The basic differences between CMOS and TTL logic include CMOS components being more expensive, CMOS circuits not drawing as much power and TTL power consumption increasing more slowly. Other differences include the transmission of digital signals and damage susceptibility.
TTL components are generally less expensive than CMOS components. However, due to smaller chips, CMOS is generally less expensive on the system level. When at rest, CMOS circuits don't draw as much power as TTL circuits. However, higher clock speeds cause CMOS power consumption to increase at a faster rate than TTL. CMOS components are more likely to be damaged from electrostatic discharge than TTL components. Digital signals are more inexpensive and simpler with CMOS chips due to longer rise and fall times.
The power dissipation of CMOS is generally 10 nW per gate while the power dissipation of TTL is typically 10 mW per gate. Propagation delays of TTL are usually 10 nS while propagation delays of CMOS are generally between 25 nS and 50 nS.

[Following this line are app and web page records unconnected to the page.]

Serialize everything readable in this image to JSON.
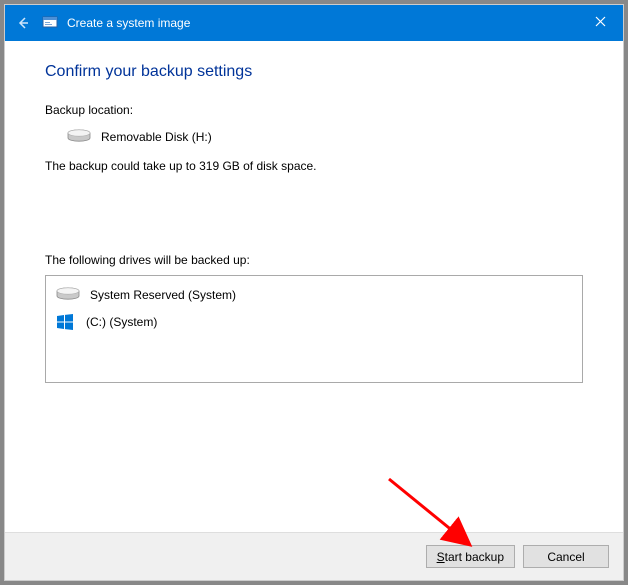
{
  "titlebar": {
    "title": "Create a system image"
  },
  "heading": "Confirm your backup settings",
  "backup_location_label": "Backup location:",
  "backup_location_value": "Removable Disk (H:)",
  "space_note": "The backup could take up to 319 GB of disk space.",
  "drives_label": "The following drives will be backed up:",
  "drives": [
    {
      "icon": "hdd",
      "label": "System Reserved (System)"
    },
    {
      "icon": "windows",
      "label": "(C:) (System)"
    }
  ],
  "buttons": {
    "start_prefix": "S",
    "start_rest": "tart backup",
    "cancel": "Cancel"
  }
}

The voltage level range for TTL is generally 4.75V - 5.25V. The voltage level range for CMOS ranges from 0 to 1/3 VDD at a low level and 2/3 VDD to VDD at a high level.